Mentor Collective Program Receives Enthusiastic Response
Within weeks of Lehigh announcing its participation in the Mentor Collective at Lehigh, 461 first-year students have signed up for a mentor, 272 students are serving as mentors for one or more students, and 100 percent of all student athletes (a total of 168) are matched with a mentor. The overall total of first-years includes 87 international students and 173 first-generation college students who are paired with a mentor.
The early numbers are signs of strong enthusiasm for a program that matches incoming first-year students and transfer students with current Lehigh students as mentors on common interests, backgrounds and academics.
The Mentor Collective program is employed at more than 50 institutions across the country. These mentor pairs have regular meetings through the year beginning during the summer using a variety of social media formats. During these sessions the students are encouraged to discuss issues of concern, or move on to the mastery of skills that will prove helpful at Lehigh and beyond: time management, networking techniques, public speaking and the development of a personal growth mindset.
Once a student was accepted at Lehigh and confirmed an intent to attend this fall, the incoming Lehigh student was offered an opportunity to be matched with a mentor by way of an email letter that explained some of the challenges that first- year students often encounter in a high-achieving intellectual environment Lehigh offers. To provide a “head start” on life at Lehigh, the letter explained, new students can find guidance on not only academics, but social life at Lehigh, the surrounding community, and the numerous sports, clubs and activities that are open to them.
Interested students were then asked to complete a survey, which helped match them with an upper-class student who can help guide, advise and support them.
The mentors were nominated by administrators, faculty, Gryphons or others at Lehigh for their ability to relate to and advise new students. Mentors received online training, which prepares them to meet with their mentees at least once a month, either in person or via video chat. Guidelines for discussion are provided via an expansive set of curricular modules provided by the mentorship program in order to maximize their time.
For Nastara Greenberg ’19, a chemical engineering major from Boxford, Mass., serving as a mentor is providing an opportunity to share her personal life lessons. “I love the opportunity to give students the advice I wish I had gotten as a freshman, knowing very little about academics and life in general at college,” she said. “I am a very honest person and will be truthful to my mentees. I won’t sugarcoat the difficulties of college, but will help them figure out how best to navigate them.”
Her mentee is Yamelin Jaquez, a recent graduate of the Community Academy of Philadelphia charter school, who says having Greenberg as a mentor at Lehigh has already helped prepare her for her new environment. “She gave me her experience with changing majors and colleges,” Jaquez said. “It calmed my anxiety over my major and the fact that I can possibly change it. I like that I have a mentor that I can turn to. I just want my mentor to be that support to help clarify any confusion I have.”
The pair also share a bond they discovered through their common matching qualities, which are teased out during the application process.
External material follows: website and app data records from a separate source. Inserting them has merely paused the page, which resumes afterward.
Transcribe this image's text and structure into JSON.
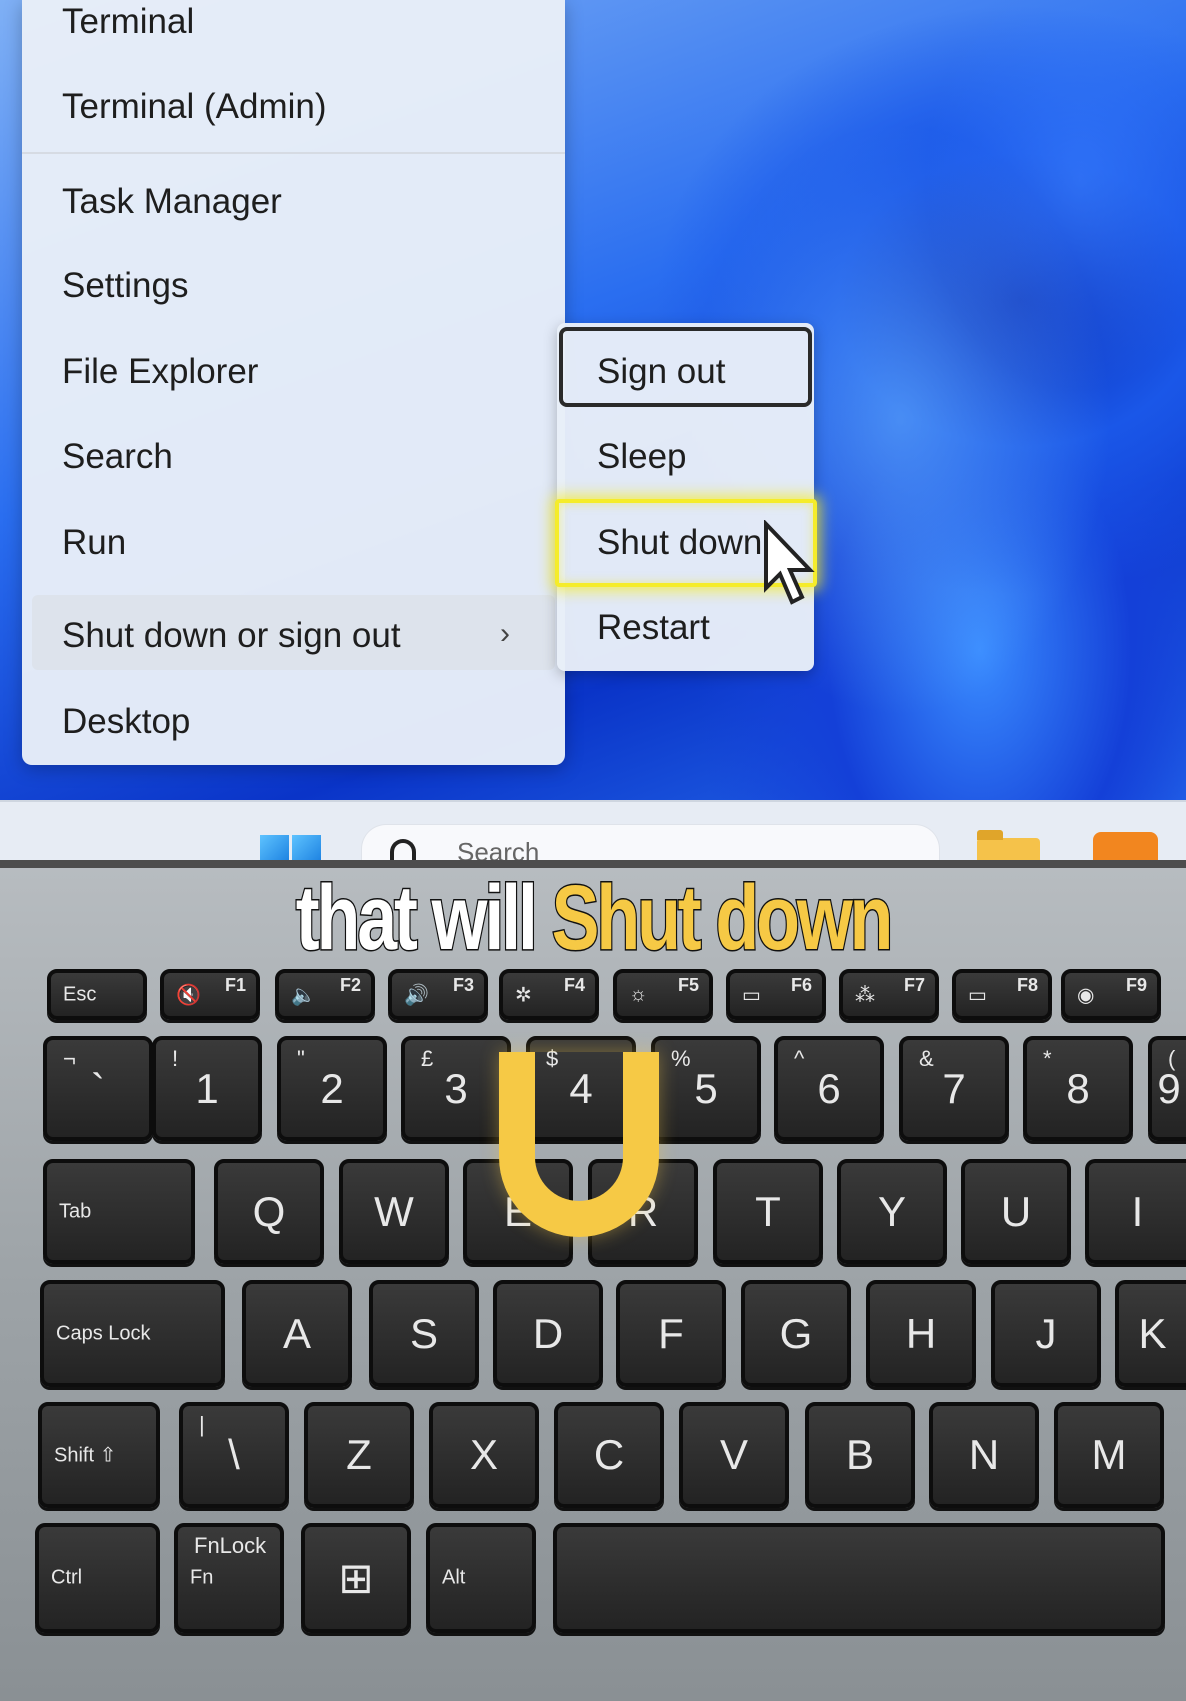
{
  "context_menu": {
    "items": [
      {
        "label": "Terminal"
      },
      {
        "label": "Terminal (Admin)"
      },
      {
        "label": "Task Manager"
      },
      {
        "label": "Settings"
      },
      {
        "label": "File Explorer"
      },
      {
        "label": "Search"
      },
      {
        "label": "Run"
      },
      {
        "label": "Shut down or sign out",
        "chevron": "›"
      },
      {
        "label": "Desktop"
      }
    ]
  },
  "submenu": {
    "items": [
      {
        "label": "Sign out"
      },
      {
        "label": "Sleep"
      },
      {
        "label": "Shut down"
      },
      {
        "label": "Restart"
      }
    ],
    "highlight_color": "#f5ec2a"
  },
  "taskbar": {
    "search_placeholder": "Search"
  },
  "caption": {
    "white": "that will",
    "yellow": "Shut down",
    "big_letter": "U",
    "accent": "#f6c945"
  },
  "keyboard": {
    "rows": [
      [
        {
          "m": "Esc"
        },
        {
          "m": "🔇",
          "f": "F1"
        },
        {
          "m": "🔈",
          "f": "F2"
        },
        {
          "m": "🔊",
          "f": "F3"
        },
        {
          "m": "✲",
          "f": "F4"
        },
        {
          "m": "☼",
          "f": "F5"
        },
        {
          "m": "▭",
          "f": "F6"
        },
        {
          "m": "⁂",
          "f": "F7"
        },
        {
          "m": "▭",
          "f": "F8"
        },
        {
          "m": "◉",
          "f": "F9"
        }
      ],
      [
        {
          "m": "`",
          "s": "¬"
        },
        {
          "m": "1",
          "s": "!"
        },
        {
          "m": "2",
          "s": "\""
        },
        {
          "m": "3",
          "s": "£"
        },
        {
          "m": "4",
          "s": "$"
        },
        {
          "m": "5",
          "s": "%"
        },
        {
          "m": "6",
          "s": "^"
        },
        {
          "m": "7",
          "s": "&"
        },
        {
          "m": "8",
          "s": "*"
        },
        {
          "m": "9",
          "s": "("
        }
      ],
      [
        {
          "m": "Tab"
        },
        {
          "m": "Q"
        },
        {
          "m": "W"
        },
        {
          "m": "E"
        },
        {
          "m": "R"
        },
        {
          "m": "T"
        },
        {
          "m": "Y"
        },
        {
          "m": "U"
        },
        {
          "m": "I"
        }
      ],
      [
        {
          "m": "Caps Lock"
        },
        {
          "m": "A"
        },
        {
          "m": "S"
        },
        {
          "m": "D"
        },
        {
          "m": "F"
        },
        {
          "m": "G"
        },
        {
          "m": "H"
        },
        {
          "m": "J"
        },
        {
          "m": "K"
        }
      ],
      [
        {
          "m": "Shift ⇧"
        },
        {
          "m": "\\",
          "s": "|"
        },
        {
          "m": "Z"
        },
        {
          "m": "X"
        },
        {
          "m": "C"
        },
        {
          "m": "V"
        },
        {
          "m": "B"
        },
        {
          "m": "N"
        },
        {
          "m": "M"
        }
      ],
      [
        {
          "m": "Ctrl"
        },
        {
          "m": "Fn",
          "s": "FnLock"
        },
        {
          "m": "⊞"
        },
        {
          "m": "Alt"
        },
        {
          "m": ""
        }
      ]
    ]
  }
}
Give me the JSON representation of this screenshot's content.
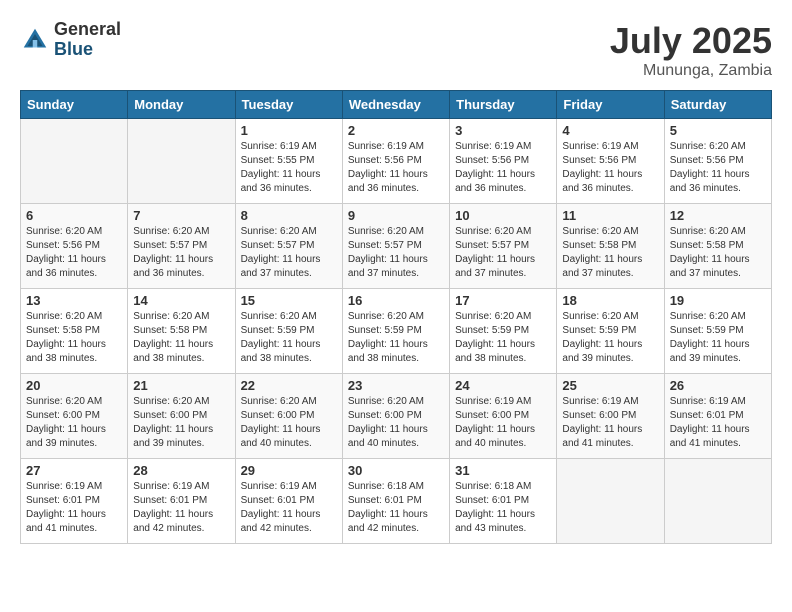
{
  "header": {
    "logo_general": "General",
    "logo_blue": "Blue",
    "month": "July 2025",
    "location": "Mununga, Zambia"
  },
  "days_of_week": [
    "Sunday",
    "Monday",
    "Tuesday",
    "Wednesday",
    "Thursday",
    "Friday",
    "Saturday"
  ],
  "weeks": [
    [
      {
        "num": "",
        "detail": ""
      },
      {
        "num": "",
        "detail": ""
      },
      {
        "num": "1",
        "detail": "Sunrise: 6:19 AM\nSunset: 5:55 PM\nDaylight: 11 hours and 36 minutes."
      },
      {
        "num": "2",
        "detail": "Sunrise: 6:19 AM\nSunset: 5:56 PM\nDaylight: 11 hours and 36 minutes."
      },
      {
        "num": "3",
        "detail": "Sunrise: 6:19 AM\nSunset: 5:56 PM\nDaylight: 11 hours and 36 minutes."
      },
      {
        "num": "4",
        "detail": "Sunrise: 6:19 AM\nSunset: 5:56 PM\nDaylight: 11 hours and 36 minutes."
      },
      {
        "num": "5",
        "detail": "Sunrise: 6:20 AM\nSunset: 5:56 PM\nDaylight: 11 hours and 36 minutes."
      }
    ],
    [
      {
        "num": "6",
        "detail": "Sunrise: 6:20 AM\nSunset: 5:56 PM\nDaylight: 11 hours and 36 minutes."
      },
      {
        "num": "7",
        "detail": "Sunrise: 6:20 AM\nSunset: 5:57 PM\nDaylight: 11 hours and 36 minutes."
      },
      {
        "num": "8",
        "detail": "Sunrise: 6:20 AM\nSunset: 5:57 PM\nDaylight: 11 hours and 37 minutes."
      },
      {
        "num": "9",
        "detail": "Sunrise: 6:20 AM\nSunset: 5:57 PM\nDaylight: 11 hours and 37 minutes."
      },
      {
        "num": "10",
        "detail": "Sunrise: 6:20 AM\nSunset: 5:57 PM\nDaylight: 11 hours and 37 minutes."
      },
      {
        "num": "11",
        "detail": "Sunrise: 6:20 AM\nSunset: 5:58 PM\nDaylight: 11 hours and 37 minutes."
      },
      {
        "num": "12",
        "detail": "Sunrise: 6:20 AM\nSunset: 5:58 PM\nDaylight: 11 hours and 37 minutes."
      }
    ],
    [
      {
        "num": "13",
        "detail": "Sunrise: 6:20 AM\nSunset: 5:58 PM\nDaylight: 11 hours and 38 minutes."
      },
      {
        "num": "14",
        "detail": "Sunrise: 6:20 AM\nSunset: 5:58 PM\nDaylight: 11 hours and 38 minutes."
      },
      {
        "num": "15",
        "detail": "Sunrise: 6:20 AM\nSunset: 5:59 PM\nDaylight: 11 hours and 38 minutes."
      },
      {
        "num": "16",
        "detail": "Sunrise: 6:20 AM\nSunset: 5:59 PM\nDaylight: 11 hours and 38 minutes."
      },
      {
        "num": "17",
        "detail": "Sunrise: 6:20 AM\nSunset: 5:59 PM\nDaylight: 11 hours and 38 minutes."
      },
      {
        "num": "18",
        "detail": "Sunrise: 6:20 AM\nSunset: 5:59 PM\nDaylight: 11 hours and 39 minutes."
      },
      {
        "num": "19",
        "detail": "Sunrise: 6:20 AM\nSunset: 5:59 PM\nDaylight: 11 hours and 39 minutes."
      }
    ],
    [
      {
        "num": "20",
        "detail": "Sunrise: 6:20 AM\nSunset: 6:00 PM\nDaylight: 11 hours and 39 minutes."
      },
      {
        "num": "21",
        "detail": "Sunrise: 6:20 AM\nSunset: 6:00 PM\nDaylight: 11 hours and 39 minutes."
      },
      {
        "num": "22",
        "detail": "Sunrise: 6:20 AM\nSunset: 6:00 PM\nDaylight: 11 hours and 40 minutes."
      },
      {
        "num": "23",
        "detail": "Sunrise: 6:20 AM\nSunset: 6:00 PM\nDaylight: 11 hours and 40 minutes."
      },
      {
        "num": "24",
        "detail": "Sunrise: 6:19 AM\nSunset: 6:00 PM\nDaylight: 11 hours and 40 minutes."
      },
      {
        "num": "25",
        "detail": "Sunrise: 6:19 AM\nSunset: 6:00 PM\nDaylight: 11 hours and 41 minutes."
      },
      {
        "num": "26",
        "detail": "Sunrise: 6:19 AM\nSunset: 6:01 PM\nDaylight: 11 hours and 41 minutes."
      }
    ],
    [
      {
        "num": "27",
        "detail": "Sunrise: 6:19 AM\nSunset: 6:01 PM\nDaylight: 11 hours and 41 minutes."
      },
      {
        "num": "28",
        "detail": "Sunrise: 6:19 AM\nSunset: 6:01 PM\nDaylight: 11 hours and 42 minutes."
      },
      {
        "num": "29",
        "detail": "Sunrise: 6:19 AM\nSunset: 6:01 PM\nDaylight: 11 hours and 42 minutes."
      },
      {
        "num": "30",
        "detail": "Sunrise: 6:18 AM\nSunset: 6:01 PM\nDaylight: 11 hours and 42 minutes."
      },
      {
        "num": "31",
        "detail": "Sunrise: 6:18 AM\nSunset: 6:01 PM\nDaylight: 11 hours and 43 minutes."
      },
      {
        "num": "",
        "detail": ""
      },
      {
        "num": "",
        "detail": ""
      }
    ]
  ]
}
Both are interested in STEM and business entrepreneurship, are active and engaged community volunteers, have led student organizations, love traveling and exploring new places, and have similar interests, such as hiking, reading and yoga.
The right match is key to the program’s ultimate success, explains George White, the longtime professor of educational leadership at Lehigh who was named Lehigh’s first Managing Director for Student Access and Success in late 2017. In this new role, he works under the Office of Diversity, Inclusion and Equity in leading the university’s efforts to develop and implement university strategies that address recruitment, admission, financial aid, student life, academic coaching and post-graduate support for students from underserved groups, with a focus on first-generation college students and students from lower-income families. The Mentor Collective is an outgrowth of these broader efforts.
The program is particularly important to incoming international students, adds Cheryl Matherly, vice president and vice provost of International Affairs. Many of those students often have very specific questions about coming to study in the United States, she said, noting that 130 students from 39 different countries will be coming to Lehigh this fall. In some cases, a student may be the only one for their country.
"The Mentor Collective is helping connect international students quickly with the Lehigh community,” Matherly said. “They are able to learn about Lehigh, get answers to specific questions, and importantly, make a friend. We know that this is reinforcing the message that Lehigh is excited to welcome international students to campus."
“I am thrilled with the overwhelming response of our incoming students and with the willingness of many current Lehigh students to serve as mentors,” White said. “But we still are in need of additional mentors! We view the Mentor Collective at Lehigh as an additional support to the already strong portfolio of programs and services offered to first year students by the Office of First Year Experience. The intention of all of these programs, but especially the Mentor Collective, is to provide the first year student with a personal connection to the university in such a way that we support their personal and academic growth and their leadership development.”